If we've heard it once, we've heard it a million times: sugar has no nutritional value, and consuming too much of it causes health problems like obesity and heart issues. But it's the hardest thing to give up, especially if we're accustomed to eating it on a daily basis.
I would know, because I used to be a sugar addict who couldn't go to sleep without having some kind of dessert. Whether it was a cupcake, a piece (OK, sometimes a bar) of chocolate, or a handful of gummy bears, I had to satisfy my sweet tooth before my head hit the pillow. But all that sugar was starting to catch up to me. I was experiencing sugar crashes on the regular, my skin was looking a bit dull, and I had very little energy during my workouts. So I decided to give it up cold turkey, because the cons were starting to outweigh the pros.
There was a naive voice in my head saying it wouldn't be that hard to give up sugar. All I had to do was stop eating it, after all. Turns out, it's a lot harder than it sounds. I went through some pretty painful withdrawal symptoms — headaches, mood swings, fatigue — because my body was forced to create its own source of energy again, rather than rely on sugar. It took a full week before I started to feel the positive changes and then an additional week before I felt clear-headed again.
I developed some habits along the way to make sure my sugar-free lifestyle would stick. These are the things I recommend for anyone trying to give up sugar.
Clear out everything in your kitchen that contains sugar
This sounds like a no-brainer, but it's easier said than done. If you're trying to purge your body of refined sugar, you can't risk having anything around that has sugar in the ingredient list. You might think you'll have the willpower to refuse it, but once your third day of withdrawals kicks in, there will be nothing stopping you from ripping open that sneaky bag of Oreos in the back of your pantry.
Schedule sugar-free indulgences throughout the week
Just because you're giving up sugar doesn't mean you have to give up the joy of eating. There are so many ways to enjoy dessert without consuming sugar. Pick a few healthy, plant-based recipes that satisfy your cravings for something sweet — without giving you the dreaded crash a few hours later. Here are a few great options to indulge in throughout the week:
- Vegan Almond Butter Apricot Bites
- Frozen Banana "Nice" Cream
- No-Bake Vegan Brownies
- Sugar-Free Cookies
Always carry healthy snacks with you
During my breakup with sugar, I would go through strange pockets of the day when I had a strong urge to snack on something. These times of the day were when I habitually reached for sugar, so instead of risking going back to that old habit, I always carried snacks with me that were free of sugar and high in protein, like vegan protein bars or almond butter and a banana. Sometimes I would even cart around half of a baked sweet potato, since it's full of fiber. Eating these healthy foods would curb my cravings and ensure I didn't eat something sugary.

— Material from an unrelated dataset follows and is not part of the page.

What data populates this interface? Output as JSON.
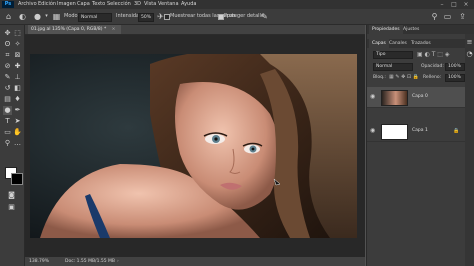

Exercise at the time of day when you usually crave sugar
Some people crave sugar in the morning, while others yearn for it in the late afternoon. Then there are some who would do anything for sugar in the evening. It may sound unconventional, but it's helpful to plan your workouts around the time when you crave sugar the most. I changed my schedule and started going to the gym in the late afternoon, around 4 p.m., as that's the time of day when I would toss back anything sweet I could find.
By moving your body and getting the blood flowing, you forget entirely about your sugar withdrawals. Plus, you naturally crave things that are better for your body post-workout.
Experiment with new healthy recipes
Now's the time to get creative in the kitchen. Not only will it take your mind off your longing for sugar, but it will also give you the chance to learn what you're actually putting in your body at all times. Ask yourself what dishes you'd like to try cooking that you never have before. For example, I started experimenting with curries, since I've always wanted to learn how to make them myself. Every other day I would make a different kind of curry, and soon enough my diet completely changed, just from the sheer fact that I was cooking my own meals instead of eating packaged or processed foods.